Cappuccino at the Lodole Country House
Nei dettagli. Into the details. Let’s get into the details of making the perfect cappuccino. First you must begin with good coffee beans correctly roasted and packed. Illy, one of the world’s largest producers of Italian espresso, offers a blend made up of 9 varieties of Arabica beans for your pursuit of the perfect cappuccino.
Then there is the making. Mastering the 4 M’s of Making a Good Espresso results is a concentrate of not more than 30 ml (one oz) of pure sensorial pleasure. You will need about 25ml of espresso for the perfect cappuccino. Next the details of the milk; chilled milk in metal pitcher with the proper pouring performance. Frothing the milk to the proper temperature (150 ºF -160 ºF), inserting the steam wand at the proper angle (diagonal, just below the surface of the milk) and moving it deeper into the milk at just the right moment to create the proper foam can be daunting.
If all goes well you will have made a proper cappuccino which according to Illy’s Università del Caffè should be about 150ml, containing one espresso coffee and equal parts of steamed milk and froth. To me making a proper cappuccino is about the simple fact that Italians care about the particulars, the collective attention needed to accomplish a task at its highest level of enjoyment. Seeking perfection in the art of the everyday, bothered by the devilish details.
Stringozzi seems like the perfect pasta to make on April 15th and here’s why. The name stringozzi comes from the Italian word stringhe (fpl), meaning laces as in shoelaces or strings because of its shape, a thick round ribbon. A more colorful version of the pasta’s name links it to the word strangozza, a cord used by medieval peasants who in protest to a Papal tax on salt levied during the 1540 Guerra del Sale (Salt War) in Perugia attacked tax collectors in the streets and tried to strangle them with their shoelaces.
Similar to thick rolled spaghetti, or a Tuscan pici, Umbrian stringozzi has a toothsome flavor that goes well with a full-bodied tomato sauce or meat ragu or sliced truffles or . . . simply dressed with herbs, garlic and buttery olive oil.
It’s the beginning of April and we’re filled with Springtime enthusiasm for a story about wine.

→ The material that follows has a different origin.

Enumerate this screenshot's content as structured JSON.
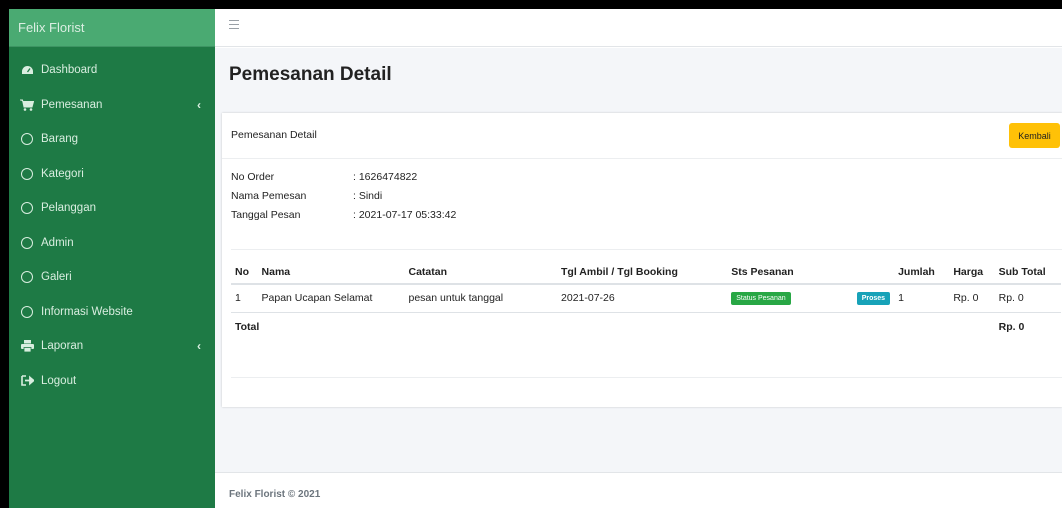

In the wine valleys near Bergamo in Northern Italy, always the rules for the production of vino rosso Valcalepio remain the same and require that, in the spring following the vintage, the union of the two wines obtained by Cabernet Sauvignon and Merlot is to be made. When spring begins wines are assembled as indicated – 40 to 75% Merlot, 25 to 60% Cabernet to create Valcalepio rosso, an Italian “Bordeaux- style” blend. Such a mixture gives Valcalepio a special ruby red color and a pleasant scent. Soft yet spicy it goes with a variety of meats and cheeses, butter-based dishes and the polenta specialities of the region.
Little known in the United States, Valcalepio rosso is a great wine to inspire your inner Italian this Spring.